Stored data entries
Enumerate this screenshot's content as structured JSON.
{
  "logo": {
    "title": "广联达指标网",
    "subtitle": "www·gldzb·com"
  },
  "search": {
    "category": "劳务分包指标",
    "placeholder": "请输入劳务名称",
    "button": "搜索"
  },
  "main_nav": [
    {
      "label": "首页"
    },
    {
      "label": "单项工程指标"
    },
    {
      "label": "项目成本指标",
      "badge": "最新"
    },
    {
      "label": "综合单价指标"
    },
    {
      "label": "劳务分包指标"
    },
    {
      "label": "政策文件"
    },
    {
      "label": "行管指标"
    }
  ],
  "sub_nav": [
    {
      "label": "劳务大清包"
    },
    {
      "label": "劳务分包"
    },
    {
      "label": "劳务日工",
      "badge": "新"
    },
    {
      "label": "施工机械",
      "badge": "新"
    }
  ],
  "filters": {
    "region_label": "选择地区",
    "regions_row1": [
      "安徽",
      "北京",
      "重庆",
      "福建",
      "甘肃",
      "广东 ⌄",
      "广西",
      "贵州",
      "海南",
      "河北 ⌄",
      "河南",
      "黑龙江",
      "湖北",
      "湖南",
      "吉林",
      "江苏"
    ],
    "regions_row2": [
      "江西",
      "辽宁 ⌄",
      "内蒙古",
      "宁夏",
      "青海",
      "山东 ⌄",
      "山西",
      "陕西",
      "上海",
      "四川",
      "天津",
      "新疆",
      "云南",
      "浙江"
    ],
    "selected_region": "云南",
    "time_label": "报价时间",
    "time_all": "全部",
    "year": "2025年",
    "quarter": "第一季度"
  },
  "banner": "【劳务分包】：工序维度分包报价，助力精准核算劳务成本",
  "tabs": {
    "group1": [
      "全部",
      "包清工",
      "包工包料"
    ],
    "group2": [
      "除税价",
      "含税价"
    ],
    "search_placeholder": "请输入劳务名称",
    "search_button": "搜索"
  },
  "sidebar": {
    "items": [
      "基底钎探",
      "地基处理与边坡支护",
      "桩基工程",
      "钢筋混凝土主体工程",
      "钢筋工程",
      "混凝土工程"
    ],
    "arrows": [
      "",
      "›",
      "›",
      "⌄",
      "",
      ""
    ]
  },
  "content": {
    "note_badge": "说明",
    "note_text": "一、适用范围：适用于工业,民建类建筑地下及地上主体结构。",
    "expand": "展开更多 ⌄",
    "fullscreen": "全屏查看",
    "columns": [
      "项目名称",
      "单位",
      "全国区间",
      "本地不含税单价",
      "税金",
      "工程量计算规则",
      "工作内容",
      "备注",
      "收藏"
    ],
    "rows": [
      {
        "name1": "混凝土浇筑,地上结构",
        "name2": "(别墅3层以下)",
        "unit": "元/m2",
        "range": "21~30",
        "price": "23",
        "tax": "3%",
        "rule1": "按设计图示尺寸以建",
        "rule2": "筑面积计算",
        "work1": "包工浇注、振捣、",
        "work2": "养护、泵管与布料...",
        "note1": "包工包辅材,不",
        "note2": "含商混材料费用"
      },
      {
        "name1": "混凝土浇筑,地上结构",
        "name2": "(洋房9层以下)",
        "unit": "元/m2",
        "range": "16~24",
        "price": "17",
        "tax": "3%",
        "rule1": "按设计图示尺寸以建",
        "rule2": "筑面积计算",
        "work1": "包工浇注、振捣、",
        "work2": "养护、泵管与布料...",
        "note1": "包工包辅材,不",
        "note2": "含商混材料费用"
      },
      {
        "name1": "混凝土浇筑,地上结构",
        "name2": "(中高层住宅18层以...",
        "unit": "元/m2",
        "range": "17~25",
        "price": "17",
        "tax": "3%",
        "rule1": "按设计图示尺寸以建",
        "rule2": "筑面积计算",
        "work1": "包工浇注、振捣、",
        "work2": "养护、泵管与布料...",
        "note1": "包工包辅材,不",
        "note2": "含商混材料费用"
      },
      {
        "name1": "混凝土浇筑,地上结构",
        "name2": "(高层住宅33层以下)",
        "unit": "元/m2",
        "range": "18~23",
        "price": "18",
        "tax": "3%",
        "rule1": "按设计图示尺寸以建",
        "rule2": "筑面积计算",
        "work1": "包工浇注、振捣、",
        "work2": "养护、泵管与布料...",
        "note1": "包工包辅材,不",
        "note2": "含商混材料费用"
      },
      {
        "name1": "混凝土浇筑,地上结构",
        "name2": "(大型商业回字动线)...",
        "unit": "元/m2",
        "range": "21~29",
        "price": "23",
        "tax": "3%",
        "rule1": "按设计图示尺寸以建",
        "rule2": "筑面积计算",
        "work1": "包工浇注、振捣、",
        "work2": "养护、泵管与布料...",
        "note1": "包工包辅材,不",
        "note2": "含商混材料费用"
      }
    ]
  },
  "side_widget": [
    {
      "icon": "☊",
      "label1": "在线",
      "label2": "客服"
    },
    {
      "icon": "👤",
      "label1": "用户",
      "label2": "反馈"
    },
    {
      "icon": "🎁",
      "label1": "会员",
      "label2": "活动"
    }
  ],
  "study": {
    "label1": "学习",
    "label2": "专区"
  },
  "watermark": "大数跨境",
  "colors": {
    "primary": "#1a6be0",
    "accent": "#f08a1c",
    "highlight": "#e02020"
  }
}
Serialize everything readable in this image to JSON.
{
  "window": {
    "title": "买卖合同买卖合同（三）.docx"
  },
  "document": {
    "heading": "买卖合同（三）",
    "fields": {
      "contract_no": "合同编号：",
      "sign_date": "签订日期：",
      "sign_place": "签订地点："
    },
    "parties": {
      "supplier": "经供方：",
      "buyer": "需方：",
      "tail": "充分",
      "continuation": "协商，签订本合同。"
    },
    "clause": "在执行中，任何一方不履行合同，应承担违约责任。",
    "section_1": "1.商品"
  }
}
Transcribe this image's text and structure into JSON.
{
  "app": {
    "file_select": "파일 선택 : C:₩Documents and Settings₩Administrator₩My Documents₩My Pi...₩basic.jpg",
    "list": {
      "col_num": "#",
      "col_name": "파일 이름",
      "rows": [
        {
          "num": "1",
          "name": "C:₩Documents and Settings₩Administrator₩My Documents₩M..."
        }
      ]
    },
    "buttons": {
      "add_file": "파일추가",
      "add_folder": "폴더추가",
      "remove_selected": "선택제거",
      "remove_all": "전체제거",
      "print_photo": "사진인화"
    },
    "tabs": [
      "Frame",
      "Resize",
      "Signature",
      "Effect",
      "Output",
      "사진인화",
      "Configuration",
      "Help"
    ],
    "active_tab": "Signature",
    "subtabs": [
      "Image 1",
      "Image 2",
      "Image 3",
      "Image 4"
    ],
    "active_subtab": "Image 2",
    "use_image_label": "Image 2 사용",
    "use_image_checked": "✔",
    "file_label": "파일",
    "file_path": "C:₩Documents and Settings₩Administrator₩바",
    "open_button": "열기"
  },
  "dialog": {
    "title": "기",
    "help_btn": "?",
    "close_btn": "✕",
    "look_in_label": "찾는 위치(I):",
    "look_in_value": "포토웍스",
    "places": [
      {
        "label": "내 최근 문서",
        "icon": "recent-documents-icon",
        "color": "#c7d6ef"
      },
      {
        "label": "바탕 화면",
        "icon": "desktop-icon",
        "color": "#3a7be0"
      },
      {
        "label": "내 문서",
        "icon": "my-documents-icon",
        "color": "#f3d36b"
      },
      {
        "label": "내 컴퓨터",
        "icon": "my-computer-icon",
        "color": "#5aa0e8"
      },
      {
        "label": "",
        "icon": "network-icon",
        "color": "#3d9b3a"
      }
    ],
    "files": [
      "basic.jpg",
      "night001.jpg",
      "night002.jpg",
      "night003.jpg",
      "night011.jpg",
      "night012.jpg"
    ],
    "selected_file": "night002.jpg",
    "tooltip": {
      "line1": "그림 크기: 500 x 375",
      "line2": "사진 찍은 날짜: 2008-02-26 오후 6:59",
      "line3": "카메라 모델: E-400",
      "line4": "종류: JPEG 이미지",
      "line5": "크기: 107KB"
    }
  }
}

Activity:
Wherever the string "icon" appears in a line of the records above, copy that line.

Solved exercise:
      "icon": "☊",
      "icon": "👤",
      "icon": "🎁",
        "icon": "recent-documents-icon",
        "icon": "desktop-icon",
        "icon": "my-documents-icon",
        "icon": "my-computer-icon",
        "icon": "network-icon",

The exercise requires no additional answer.